__TASK INSTRUCTIONS__.
Output every entry below word for word, minus the images.

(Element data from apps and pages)
-=-=-=-=-
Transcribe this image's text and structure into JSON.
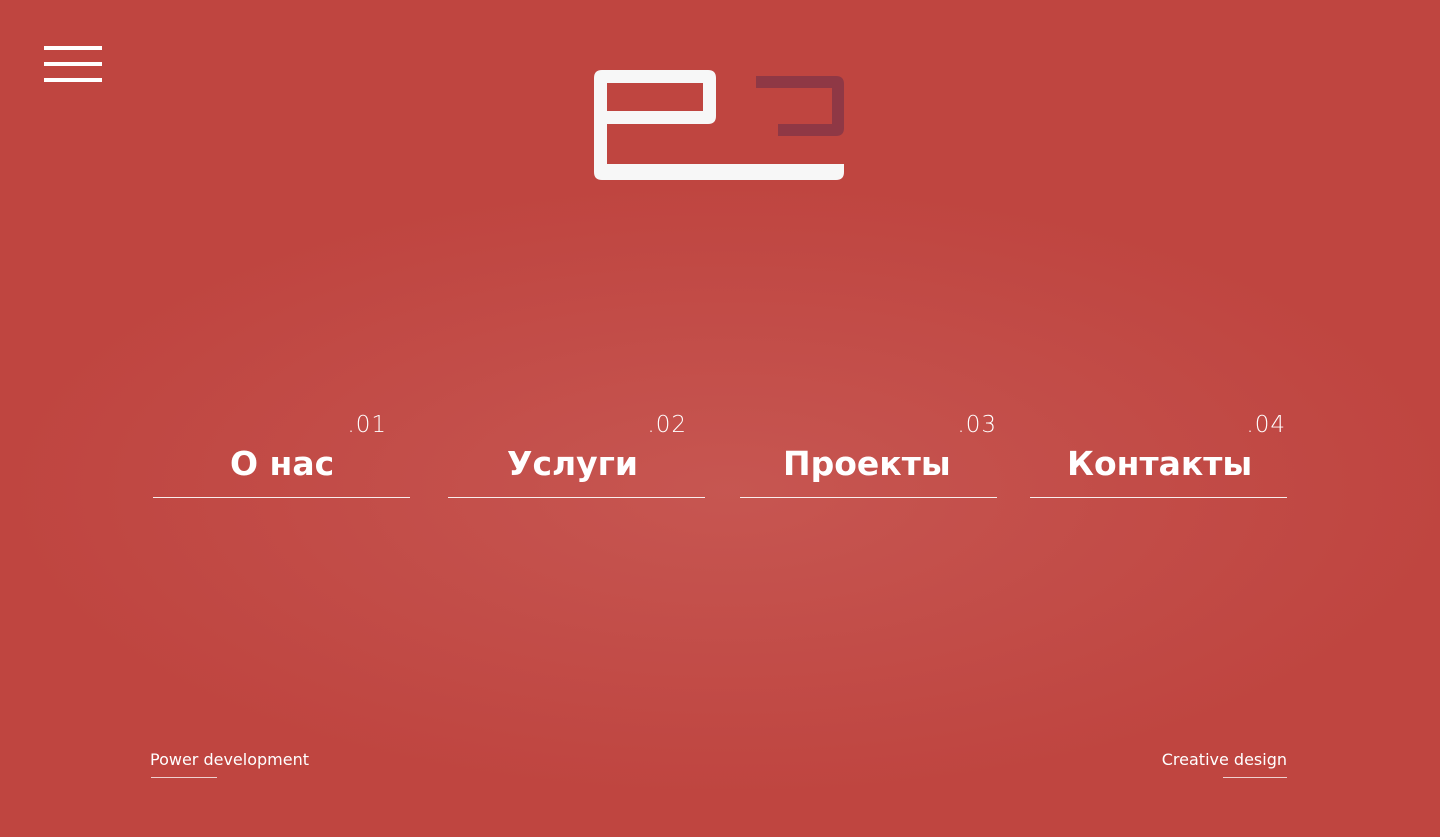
{
  "header": {
    "menu_icon": "hamburger-menu-icon",
    "logo_icon": "p2-logo-icon"
  },
  "nav": {
    "items": [
      {
        "number": ".01",
        "label": "О нас"
      },
      {
        "number": ".02",
        "label": "Услуги"
      },
      {
        "number": ".03",
        "label": "Проекты"
      },
      {
        "number": ".04",
        "label": "Контакты"
      }
    ]
  },
  "footer": {
    "left_text": "Power development",
    "right_text": "Creative design"
  },
  "colors": {
    "background": "#bf4540",
    "logo_primary": "#f7f7f7",
    "logo_accent": "#8f3845",
    "text": "#ffffff"
  }
}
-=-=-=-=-
__WRITTEN ANSWER__.
Transcribe this image's text and structure into JSON.
{
  "header": {
    "menu_icon": "hamburger-menu-icon",
    "logo_icon": "p2-logo-icon"
  },
  "nav": {
    "items": [
      {
        "number": ".01",
        "label": "О нас"
      },
      {
        "number": ".02",
        "label": "Услуги"
      },
      {
        "number": ".03",
        "label": "Проекты"
      },
      {
        "number": ".04",
        "label": "Контакты"
      }
    ]
  },
  "footer": {
    "left_text": "Power development",
    "right_text": "Creative design"
  },
  "colors": {
    "background": "#bf4540",
    "logo_primary": "#f7f7f7",
    "logo_accent": "#8f3845",
    "text": "#ffffff"
  }
}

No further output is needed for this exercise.